On another birthday, Sensei had again came downstairs out of the house, and I was in the process of straightening and dusting the photographs of O’Sensei and Sensei, along with awards and gifts that line the walls of Aikido Shobukan Dojo. “You know Roy,” Sensei paused looking around at the dojo, “this is Sensei’s honor.” He gestured at the photographs, O’Sensei standing majestically, “this is Sensei’s honor.” He paused again, and reached out, “you guarding Sensei’s honor.” I came to revisit this memory many times, and still do today, and it has evolved since that day. Guarding the honor of transmission need not be for just aikido alone, an uchi-deshi guards the honor of transmission for all arts, an uchi-deshi becomes a friend of the work of transmission for the benefit of humanity, for society, for wisdom. This the role of an uchi-deshi, and this role guards the truth of the source of a transmission’s true lineage, the qualities, and characteristics that engender limitless potential. An uchi-deshi becomes an inner shrine guardian, by resolving ignorance, truly. It will take much courage, and work to overcome negative affliction, while retaining enthusiasm and zeal of raw and natural motion.

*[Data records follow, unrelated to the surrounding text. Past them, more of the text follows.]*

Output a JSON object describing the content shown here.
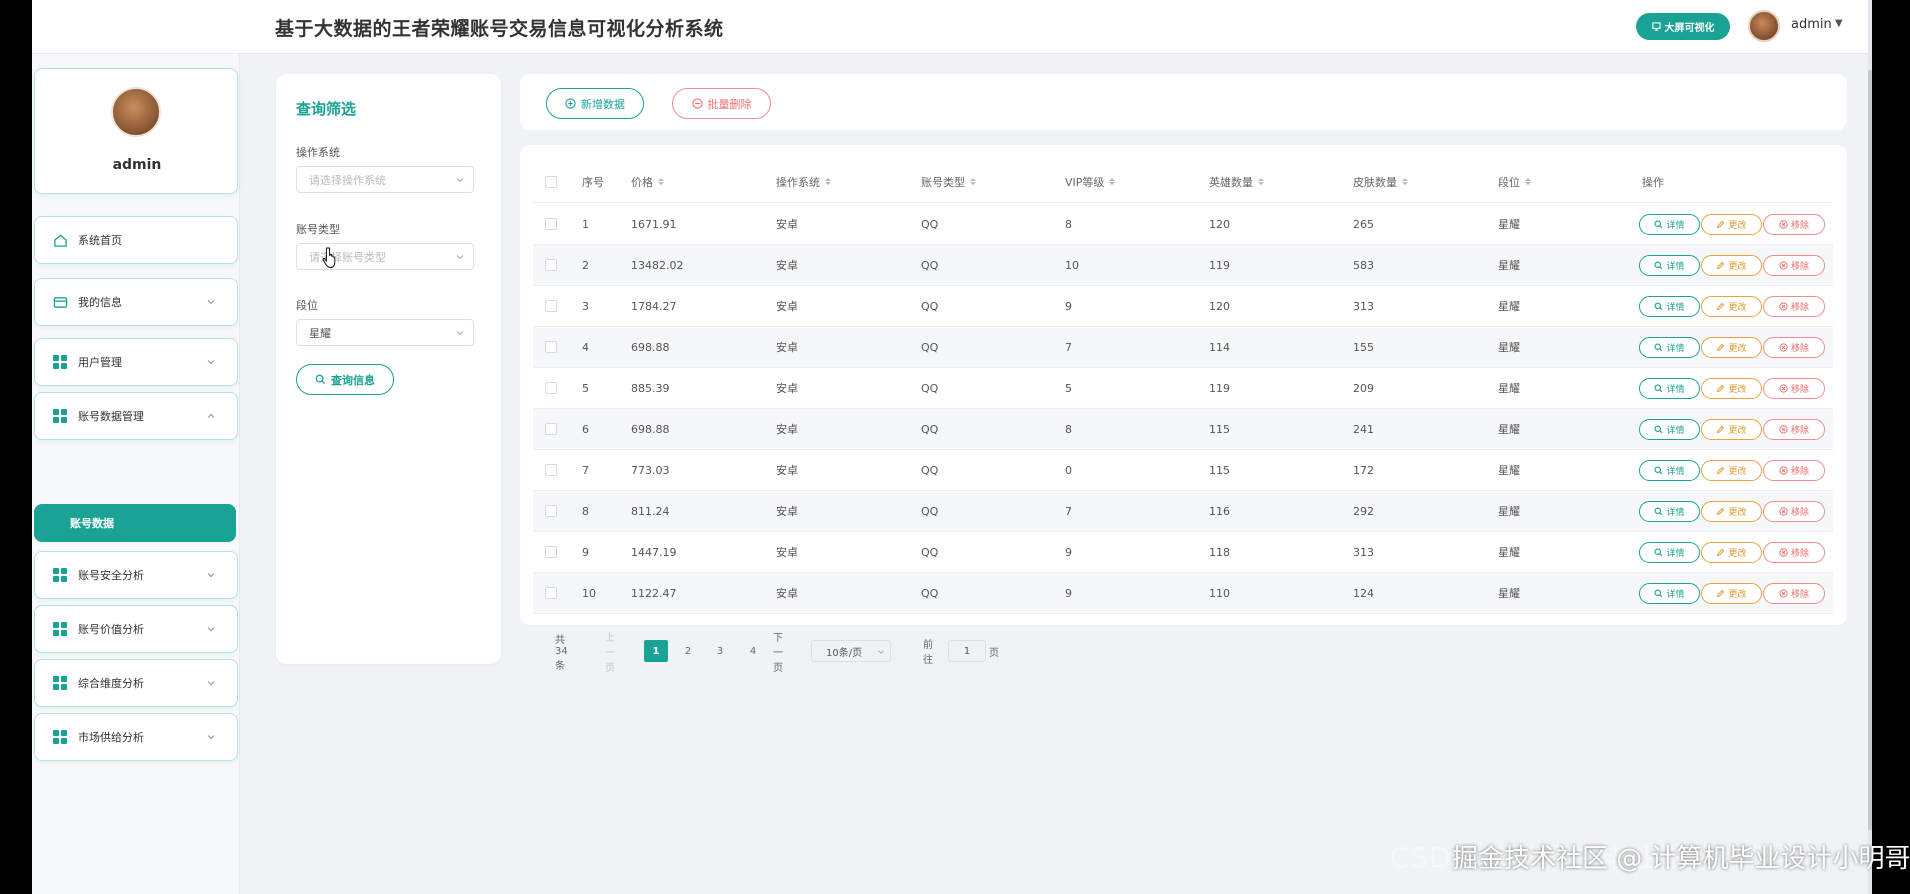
{
  "header": {
    "title": "基于大数据的王者荣耀账号交易信息可视化分析系统",
    "bigscreen_label": "大屏可视化",
    "username": "admin"
  },
  "sidebar": {
    "profile_name": "admin",
    "items": [
      {
        "label": "系统首页"
      },
      {
        "label": "我的信息"
      },
      {
        "label": "用户管理"
      },
      {
        "label": "账号数据管理"
      },
      {
        "label": "账号数据"
      },
      {
        "label": "账号安全分析"
      },
      {
        "label": "账号价值分析"
      },
      {
        "label": "综合维度分析"
      },
      {
        "label": "市场供给分析"
      }
    ]
  },
  "filter": {
    "title": "查询筛选",
    "os_label": "操作系统",
    "os_placeholder": "请选择操作系统",
    "type_label": "账号类型",
    "type_placeholder": "请选择账号类型",
    "rank_label": "段位",
    "rank_value": "星耀",
    "query_label": "查询信息"
  },
  "actions": {
    "add_label": "新增数据",
    "batch_delete_label": "批量删除"
  },
  "table": {
    "headers": [
      "序号",
      "价格",
      "操作系统",
      "账号类型",
      "VIP等级",
      "英雄数量",
      "皮肤数量",
      "段位",
      "操作"
    ],
    "buttons": {
      "detail": "详情",
      "edit": "更改",
      "remove": "移除"
    },
    "rows": [
      [
        "1",
        "1671.91",
        "安卓",
        "QQ",
        "8",
        "120",
        "265",
        "星耀"
      ],
      [
        "2",
        "13482.02",
        "安卓",
        "QQ",
        "10",
        "119",
        "583",
        "星耀"
      ],
      [
        "3",
        "1784.27",
        "安卓",
        "QQ",
        "9",
        "120",
        "313",
        "星耀"
      ],
      [
        "4",
        "698.88",
        "安卓",
        "QQ",
        "7",
        "114",
        "155",
        "星耀"
      ],
      [
        "5",
        "885.39",
        "安卓",
        "QQ",
        "5",
        "119",
        "209",
        "星耀"
      ],
      [
        "6",
        "698.88",
        "安卓",
        "QQ",
        "8",
        "115",
        "241",
        "星耀"
      ],
      [
        "7",
        "773.03",
        "安卓",
        "QQ",
        "0",
        "115",
        "172",
        "星耀"
      ],
      [
        "8",
        "811.24",
        "安卓",
        "QQ",
        "7",
        "116",
        "292",
        "星耀"
      ],
      [
        "9",
        "1447.19",
        "安卓",
        "QQ",
        "9",
        "118",
        "313",
        "星耀"
      ],
      [
        "10",
        "1122.47",
        "安卓",
        "QQ",
        "9",
        "110",
        "124",
        "星耀"
      ]
    ]
  },
  "pagination": {
    "total": "共 34 条",
    "prev": "上一页",
    "pages": [
      "1",
      "2",
      "3",
      "4"
    ],
    "current": "1",
    "next": "下一页",
    "page_size": "10条/页",
    "goto_prefix": "前往",
    "goto_value": "1",
    "goto_suffix": "页"
  },
  "watermark": {
    "back": "CSDN @计算机毕业设计小明哥",
    "front": "掘金技术社区 @ 计算机毕业设计小明哥"
  },
  "colors": {
    "accent": "#1aa394",
    "warning": "#e39a2d",
    "danger": "#ea6d6d"
  }
}
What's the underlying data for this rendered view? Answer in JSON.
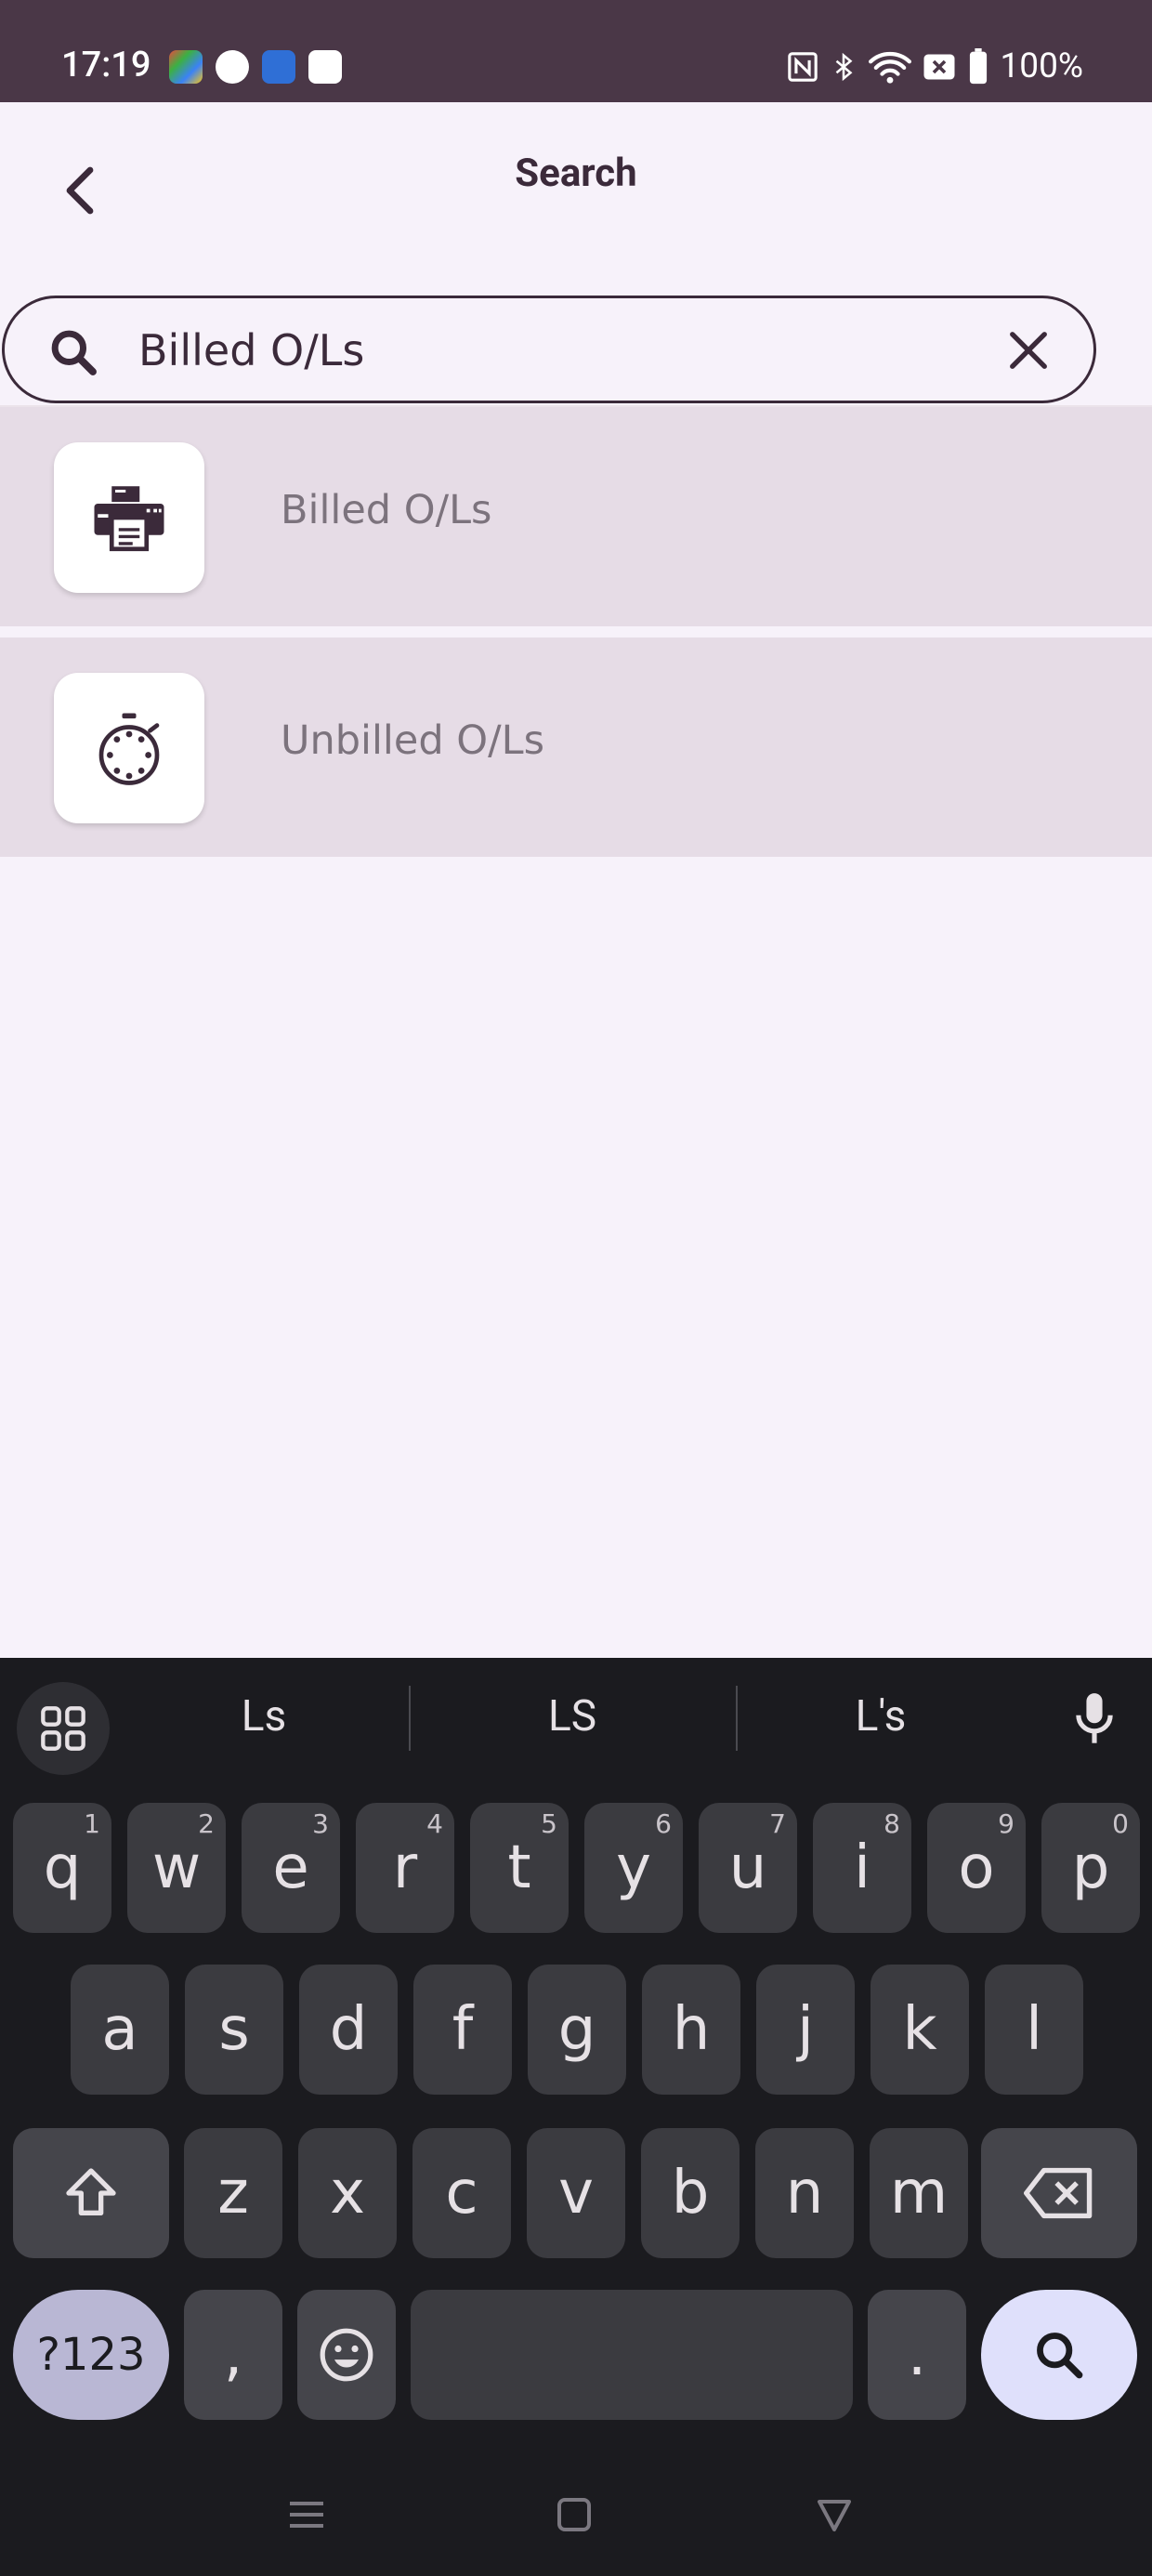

A Distant Future
Sensei exemplifies dedication and commitment to the aikido mission, affirming belief that true budo, the pairing of shin-jutsu (心術) and tai-jutsu (体術) moved by ki (氣), manifests changing shapes of waza (技). Part of the pinnacle of this waza is demonstrated by O’Sensei’s building of an Aiki Shrine in Japan, where later Sensei himself took up the mission to build an Aiki Shrine in Myakka City Florida in the United States. We drew a timeline together to encompass the relationship between the Aiki Shrine in Japan and the Aiki Shrine in the United States, and I was inspired by Amaterasu Oho No Kami and wrote the kanji for sun at the beginning of the timeline before O’Sensei built the first Aiki shrine, and later where Saotome Sensei built the second, yet far to the right, an insight arose. These hands then wrote the kanji for moon far off in the distance as if to symbolize a limitless future reflecting the radiant limitless past. He smiled, and then said simply, “yes, like this.”